(Entries from a dataset of interfaces)
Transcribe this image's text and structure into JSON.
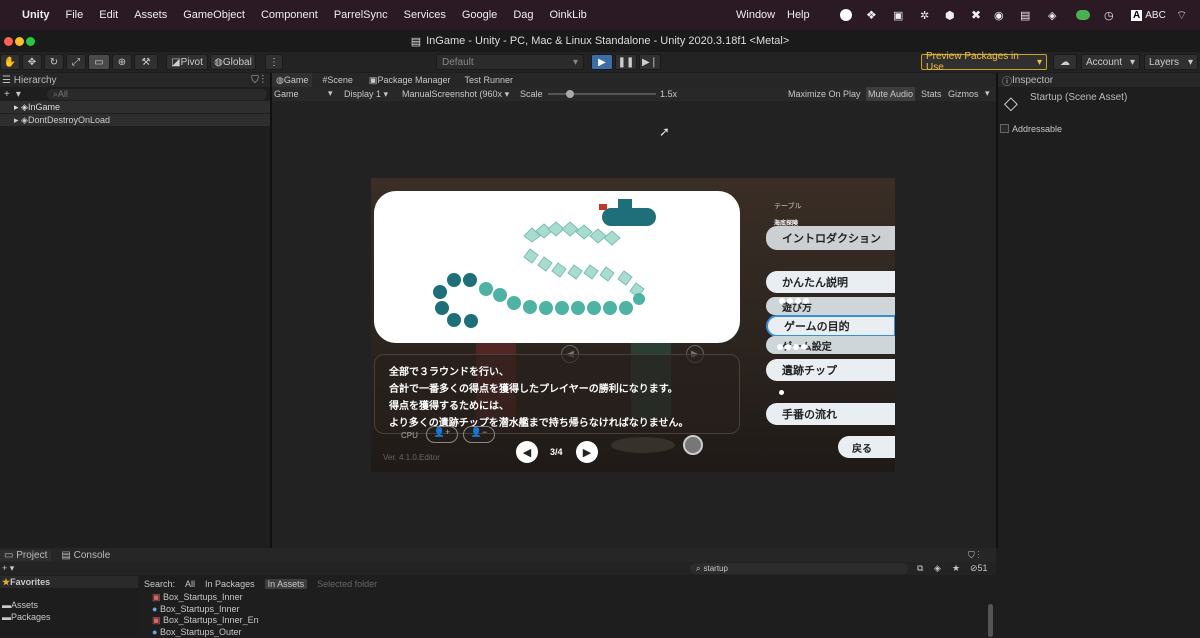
{
  "menubar": {
    "app": "Unity",
    "items": [
      "File",
      "Edit",
      "Assets",
      "GameObject",
      "Component",
      "ParrelSync",
      "Services",
      "Google",
      "Dag",
      "OinkLib"
    ],
    "right": [
      "Window",
      "Help"
    ],
    "input": "ABC"
  },
  "window_title": "InGame - Unity - PC, Mac & Linux Standalone - Unity 2020.3.18f1 <Metal>",
  "toolbar": {
    "pivot": "Pivot",
    "global": "Global",
    "layout_default": "Default",
    "preview": "Preview Packages in Use",
    "account": "Account",
    "layers": "Layers"
  },
  "hierarchy": {
    "title": "Hierarchy",
    "plus": "+",
    "search_placeholder": "All",
    "items": [
      "InGame",
      "DontDestroyOnLoad"
    ]
  },
  "center_tabs": [
    "Game",
    "Scene",
    "Package Manager",
    "Test Runner"
  ],
  "game_toolbar": {
    "view": "Game",
    "display": "Display 1",
    "resolution": "ManualScreenshot (960x",
    "scale_label": "Scale",
    "scale_value": "1.5x",
    "options": [
      "Maximize On Play",
      "Mute Audio",
      "Stats",
      "Gizmos"
    ]
  },
  "inspector": {
    "title": "Inspector",
    "asset": "Startup (Scene Asset)",
    "addressable": "Addressable"
  },
  "game": {
    "top_label": "テーブル",
    "top_sub": "海底探険",
    "top_btn": "イントロダクション",
    "menu": [
      "かんたん説明",
      "遊び方",
      "ゲームの目的",
      "ゲーム設定",
      "遺跡チップ",
      "手番の流れ"
    ],
    "text": [
      "全部で３ラウンドを行い、",
      "合計で一番多くの得点を獲得したプレイヤーの勝利になります。",
      "得点を獲得するためには、",
      "より多くの遺跡チップを潜水艦まで持ち帰らなければなりません。"
    ],
    "cpu": "CPU",
    "page": "3/4",
    "back": "戻る",
    "version": "Ver. 4.1.0.Editor"
  },
  "bottom": {
    "tabs": [
      "Project",
      "Console"
    ],
    "plus": "+",
    "favorites": "Favorites",
    "tree": [
      "Assets",
      "Packages"
    ],
    "search_label": "Search:",
    "scopes": [
      "All",
      "In Packages",
      "In Assets",
      "Selected folder"
    ],
    "query": "startup",
    "count": "51",
    "files": [
      "Box_Startups_Inner",
      "Box_Startups_Inner",
      "Box_Startups_Inner_En",
      "Box_Startups_Outer"
    ]
  }
}
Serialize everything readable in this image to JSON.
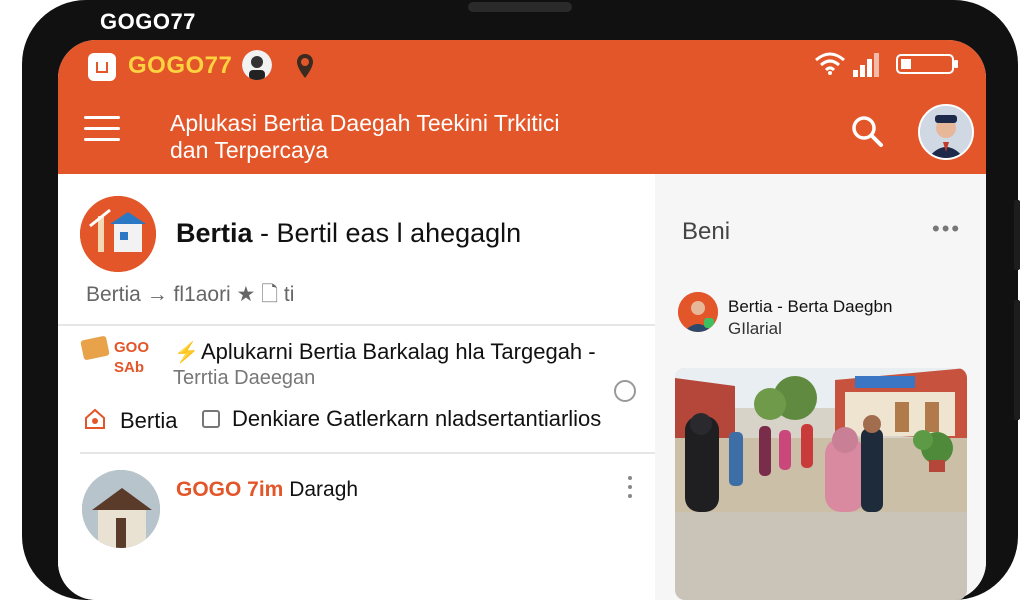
{
  "overlay_brand": "GOGO77",
  "status": {
    "brand_title": "GOGO77"
  },
  "header": {
    "headline_line1": "Aplukasi Bertia Daegah Teekini Trkitici",
    "headline_line2": "dan Terpercaya"
  },
  "post": {
    "title_bold": "Bertia",
    "title_rest": " - Bertil eas l ahegagln",
    "meta_text": "Bertia  →  fl1aori  ★  🗋 ti"
  },
  "notification": {
    "logo_text_1": "GOO",
    "logo_text_2": "SAb",
    "title": "Aplukarni Bertia Barkalag hla Targegah -",
    "subtitle": "Terrtia Daeegan"
  },
  "item": {
    "label": "Bertia",
    "text": "Denkiare Gatlerkarn nladsertantiarlios"
  },
  "row2": {
    "title_orange": "GOGO 7im",
    "title_rest": " Daragh"
  },
  "side_panel": {
    "title": "Beni",
    "more": "•••",
    "card_title": "Bertia - Berta Daegbn",
    "card_sub": "GIlarial"
  },
  "colors": {
    "brand_orange": "#e2562a",
    "brand_yellow": "#ffd23f"
  }
}
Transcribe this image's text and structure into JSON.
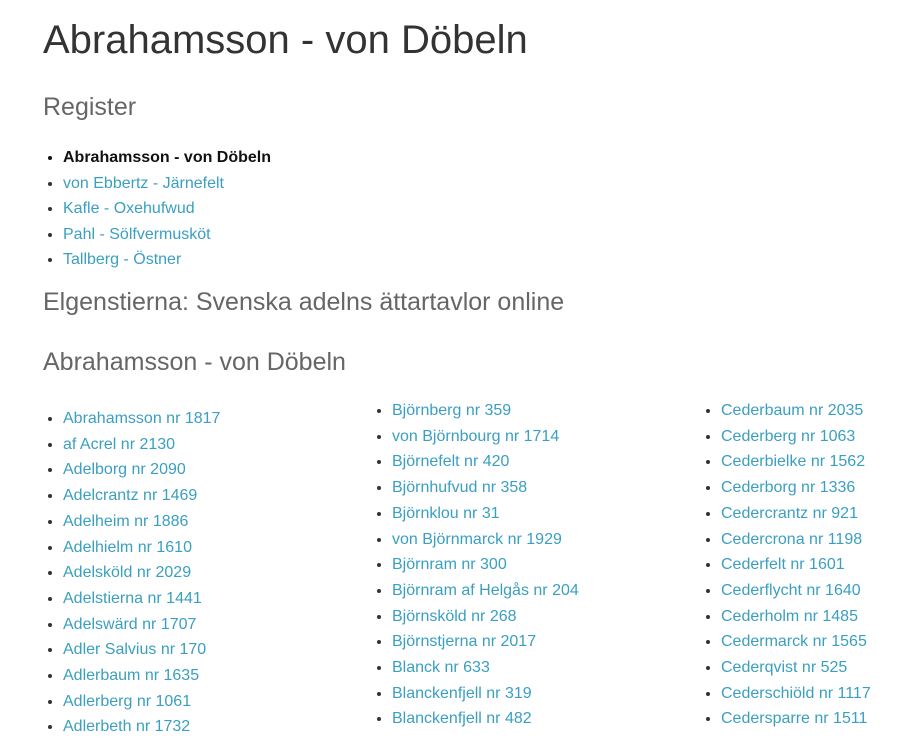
{
  "title": "Abrahamsson - von Döbeln",
  "register": {
    "heading": "Register",
    "items": [
      {
        "label": "Abrahamsson - von Döbeln",
        "current": true
      },
      {
        "label": "von Ebbertz - Järnefelt",
        "current": false
      },
      {
        "label": "Kafle - Oxehufwud",
        "current": false
      },
      {
        "label": "Pahl - Sölfvermusköt",
        "current": false
      },
      {
        "label": "Tallberg - Östner",
        "current": false
      }
    ]
  },
  "site_heading": "Elgenstierna: Svenska adelns ättartavlor online",
  "section_heading": "Abrahamsson - von Döbeln",
  "columns": [
    [
      "Abrahamsson nr 1817",
      "af Acrel nr 2130",
      "Adelborg nr 2090",
      "Adelcrantz nr 1469",
      "Adelheim nr 1886",
      "Adelhielm nr 1610",
      "Adelsköld nr 2029",
      "Adelstierna nr 1441",
      "Adelswärd nr 1707",
      "Adler Salvius nr 170",
      "Adlerbaum nr 1635",
      "Adlerberg nr 1061",
      "Adlerbeth nr 1732"
    ],
    [
      "Björnberg nr 359",
      "von Björnbourg nr 1714",
      "Björnefelt nr 420",
      "Björnhufvud nr 358",
      "Björnklou nr 31",
      "von Björnmarck nr 1929",
      "Björnram nr 300",
      "Björnram af Helgås nr 204",
      "Björnsköld nr 268",
      "Björnstjerna nr 2017",
      "Blanck nr 633",
      "Blanckenfjell nr 319",
      "Blanckenfjell nr 482"
    ],
    [
      "Cederbaum nr 2035",
      "Cederberg nr 1063",
      "Cederbielke nr 1562",
      "Cederborg nr 1336",
      "Cedercrantz nr 921",
      "Cedercrona nr 1198",
      "Cederfelt nr 1601",
      "Cederflycht nr 1640",
      "Cederholm nr 1485",
      "Cedermarck nr 1565",
      "Cederqvist nr 525",
      "Cederschiöld nr 1117",
      "Cedersparre nr 1511"
    ]
  ],
  "colors": {
    "link": "#3a9fc1",
    "heading": "#666666",
    "text": "#333333"
  }
}
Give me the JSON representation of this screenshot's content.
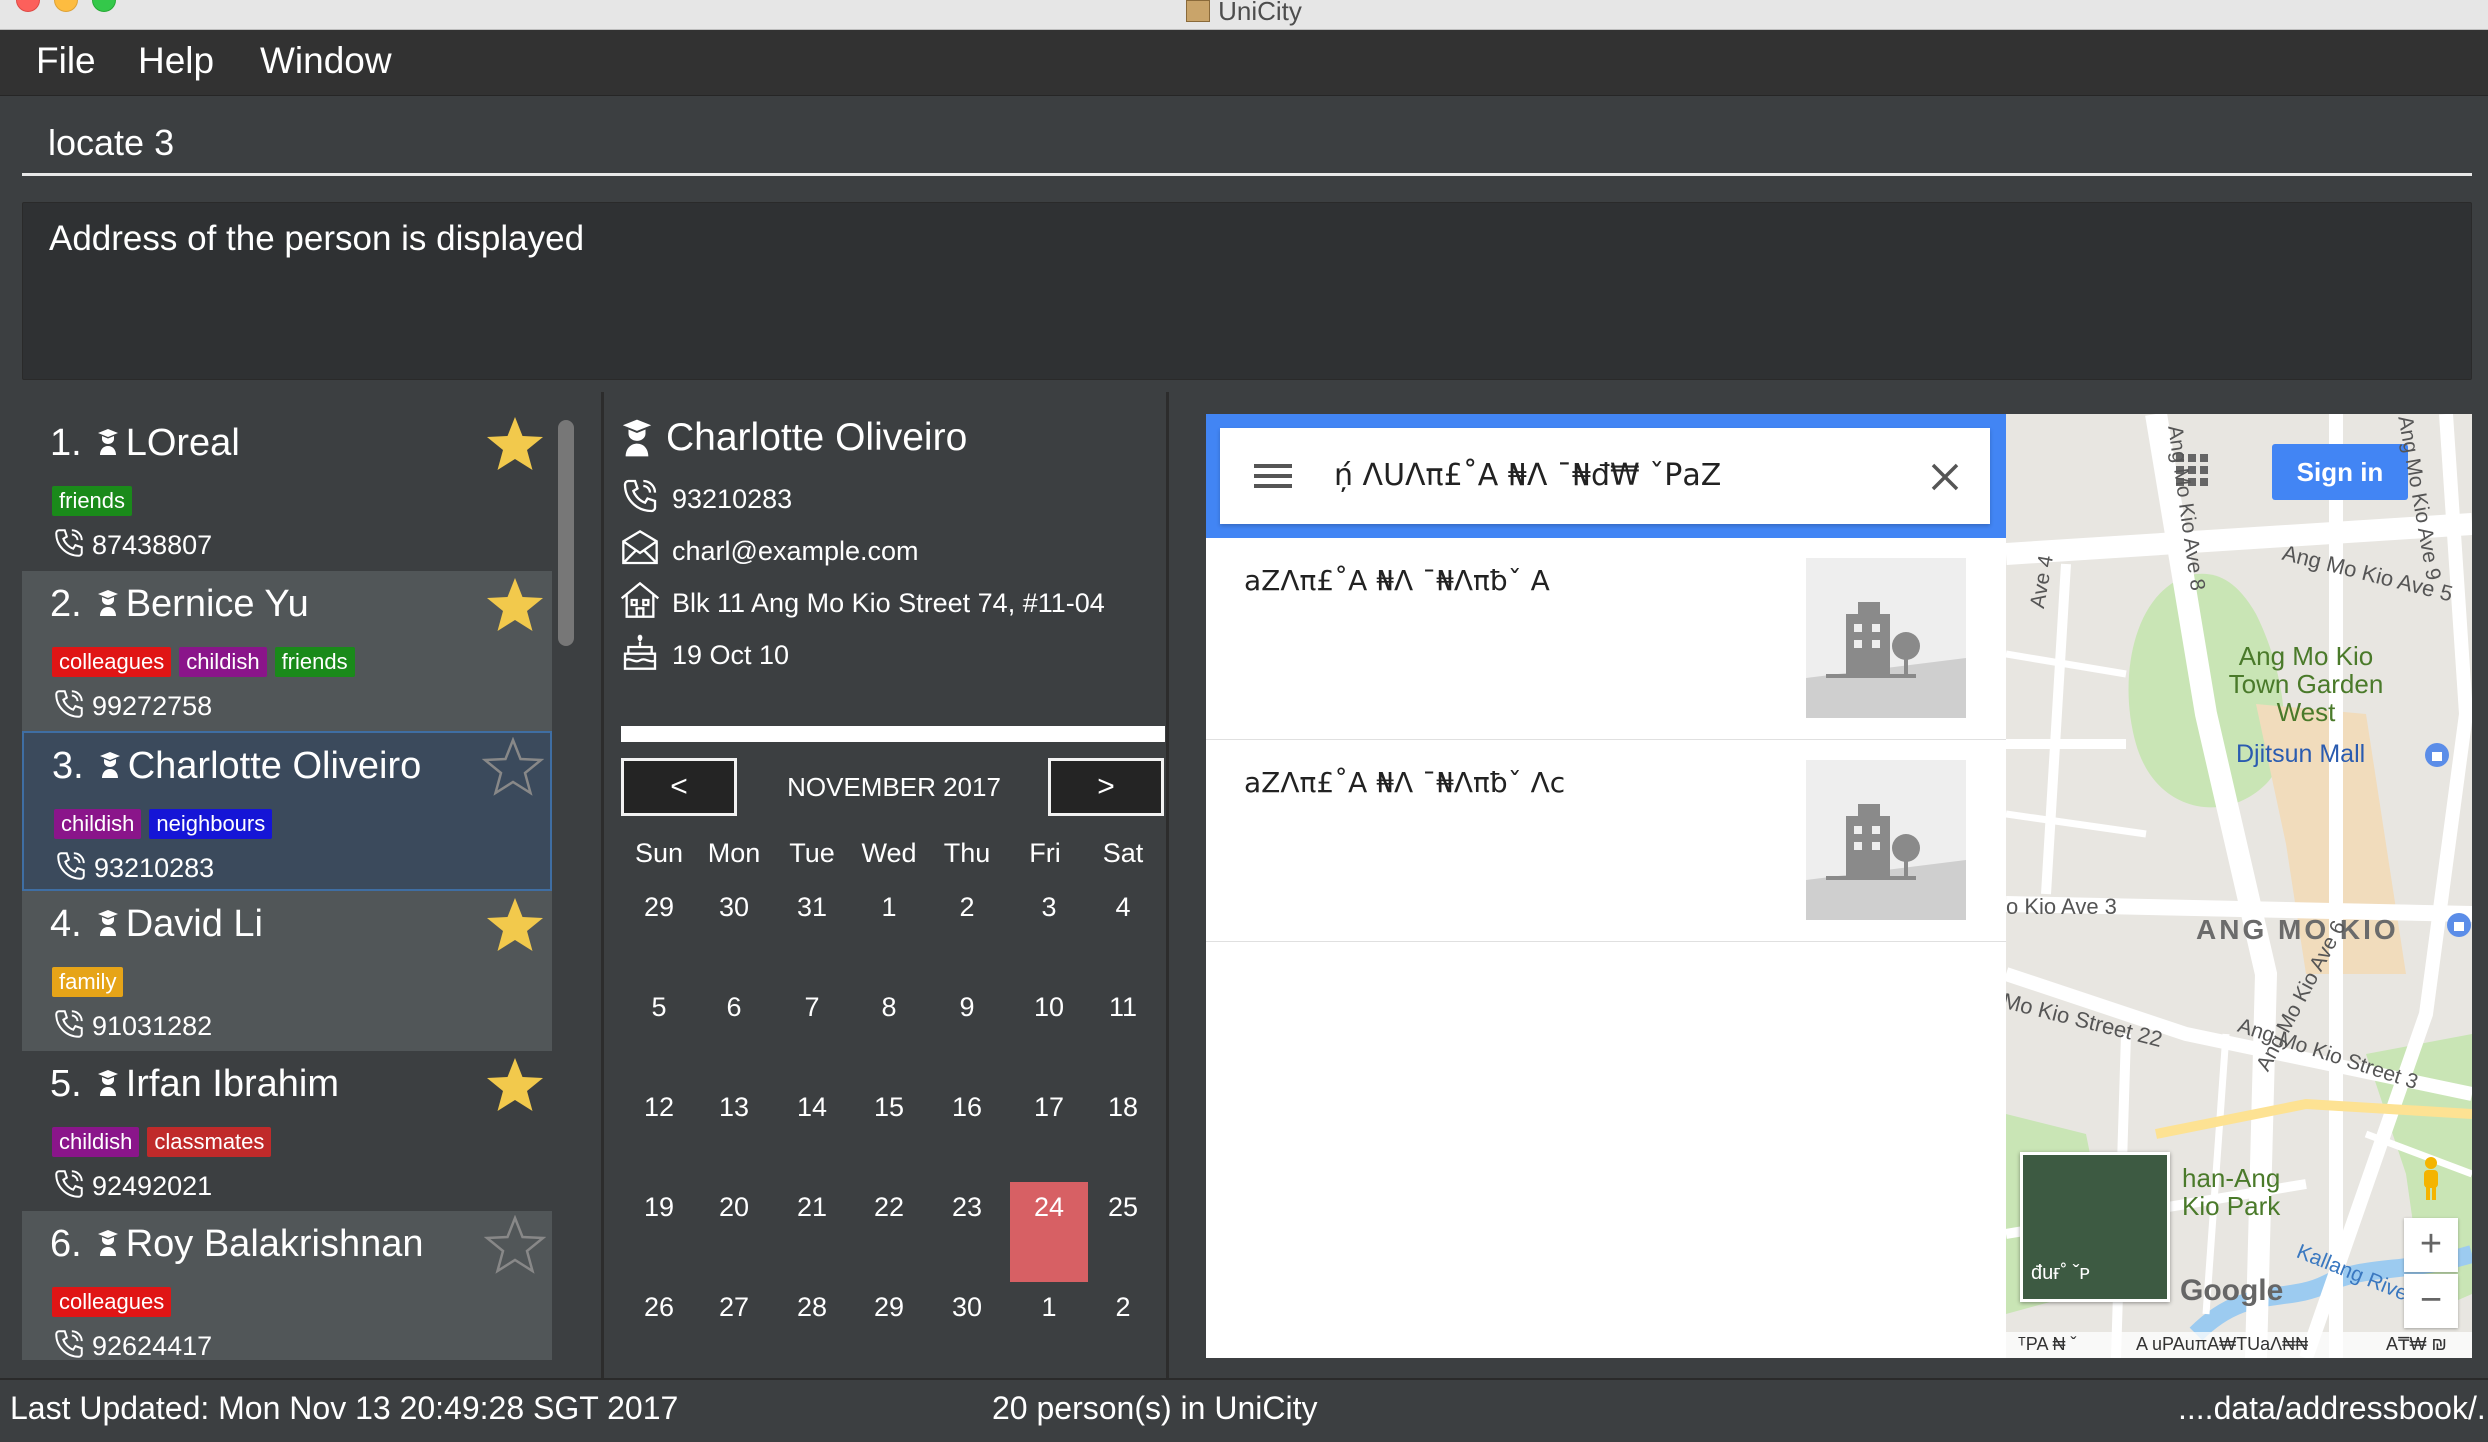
{
  "window": {
    "title": "UniCity"
  },
  "menu": {
    "file": "File",
    "help": "Help",
    "window": "Window"
  },
  "command": {
    "value": "locate 3"
  },
  "result": {
    "text": "Address of the person is displayed"
  },
  "persons": [
    {
      "index": "1.",
      "name": "LOreal",
      "tags": [
        {
          "label": "friends",
          "color": "#1a8a1a"
        }
      ],
      "phone": "87438807",
      "favorite": true
    },
    {
      "index": "2.",
      "name": "Bernice Yu",
      "tags": [
        {
          "label": "colleagues",
          "color": "#e01515"
        },
        {
          "label": "childish",
          "color": "#8a158a"
        },
        {
          "label": "friends",
          "color": "#1a8a1a"
        }
      ],
      "phone": "99272758",
      "favorite": true
    },
    {
      "index": "3.",
      "name": "Charlotte Oliveiro",
      "tags": [
        {
          "label": "childish",
          "color": "#8a158a"
        },
        {
          "label": "neighbours",
          "color": "#1515d6"
        }
      ],
      "phone": "93210283",
      "favorite": false,
      "selected": true
    },
    {
      "index": "4.",
      "name": "David Li",
      "tags": [
        {
          "label": "family",
          "color": "#e6a418"
        }
      ],
      "phone": "91031282",
      "favorite": true
    },
    {
      "index": "5.",
      "name": "Irfan Ibrahim",
      "tags": [
        {
          "label": "childish",
          "color": "#8a158a"
        },
        {
          "label": "classmates",
          "color": "#c02a2a"
        }
      ],
      "phone": "92492021",
      "favorite": true
    },
    {
      "index": "6.",
      "name": "Roy Balakrishnan",
      "tags": [
        {
          "label": "colleagues",
          "color": "#e01515"
        }
      ],
      "phone": "92624417",
      "favorite": false
    }
  ],
  "details": {
    "name": "Charlotte Oliveiro",
    "phone": "93210283",
    "email": "charl@example.com",
    "address": "Blk 11 Ang Mo Kio Street 74, #11-04",
    "birthday": "19 Oct 10"
  },
  "calendar": {
    "prev": "<",
    "next": ">",
    "month_label": "NOVEMBER 2017",
    "weekdays": [
      "Sun",
      "Mon",
      "Tue",
      "Wed",
      "Thu",
      "Fri",
      "Sat"
    ],
    "weeks": [
      [
        "29",
        "30",
        "31",
        "1",
        "2",
        "3",
        "4"
      ],
      [
        "5",
        "6",
        "7",
        "8",
        "9",
        "10",
        "11"
      ],
      [
        "12",
        "13",
        "14",
        "15",
        "16",
        "17",
        "18"
      ],
      [
        "19",
        "20",
        "21",
        "22",
        "23",
        "24",
        "25"
      ],
      [
        "26",
        "27",
        "28",
        "29",
        "30",
        "1",
        "2"
      ]
    ],
    "today": "24"
  },
  "browser": {
    "search_text": "ņ́ ΛUΛπ£˚Α ₦Λ ¯₦đ₩ ˇΡaZ",
    "results": [
      {
        "text": "aZΛπ£˚Α ₦Λ ¯₦Λπƀˇ Α"
      },
      {
        "text": "aZΛπ£˚Α ₦Λ ¯₦Λπƀˇ Λc"
      }
    ],
    "sign_in": "Sign in",
    "map_labels": {
      "park": "Ang Mo Kio Town Garden West",
      "mall": "Djitsun Mall",
      "district": "ANG MO KIO",
      "street_22": "Mo Kio Street 22",
      "ave_3": "o Kio Ave 3",
      "ave_5": "Ang Mo Kio Ave 5",
      "ave_6": "Ang Mo Kio Ave 6",
      "ave_8": "Ang Mo Kio Ave 8",
      "ave_9": "Ang Mo Kio Ave 9",
      "ave_4": "Ave 4",
      "street_3": "Ang Mo Kio Street 3",
      "park2": "han-Ang Kio Park",
      "river": "Kallang River",
      "google": "Google",
      "satellite": "đuғ˚ ˇᴘ",
      "footer_left": "ᵀΡΑ ₦ ˇ",
      "footer_mid": "Α uΡΑuπΑ₩TUaΛ₦₦",
      "footer_right": "Α₸₩ ₪"
    },
    "zoom_in": "+",
    "zoom_out": "−"
  },
  "status": {
    "last_updated": "Last Updated: Mon Nov 13 20:49:28 SGT 2017",
    "count": "20 person(s) in UniCity",
    "path": "....data/addressbook/."
  }
}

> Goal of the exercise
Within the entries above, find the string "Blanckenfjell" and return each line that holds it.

> Response box
      "Blanckenfjell nr 319",
      "Blanckenfjell nr 482"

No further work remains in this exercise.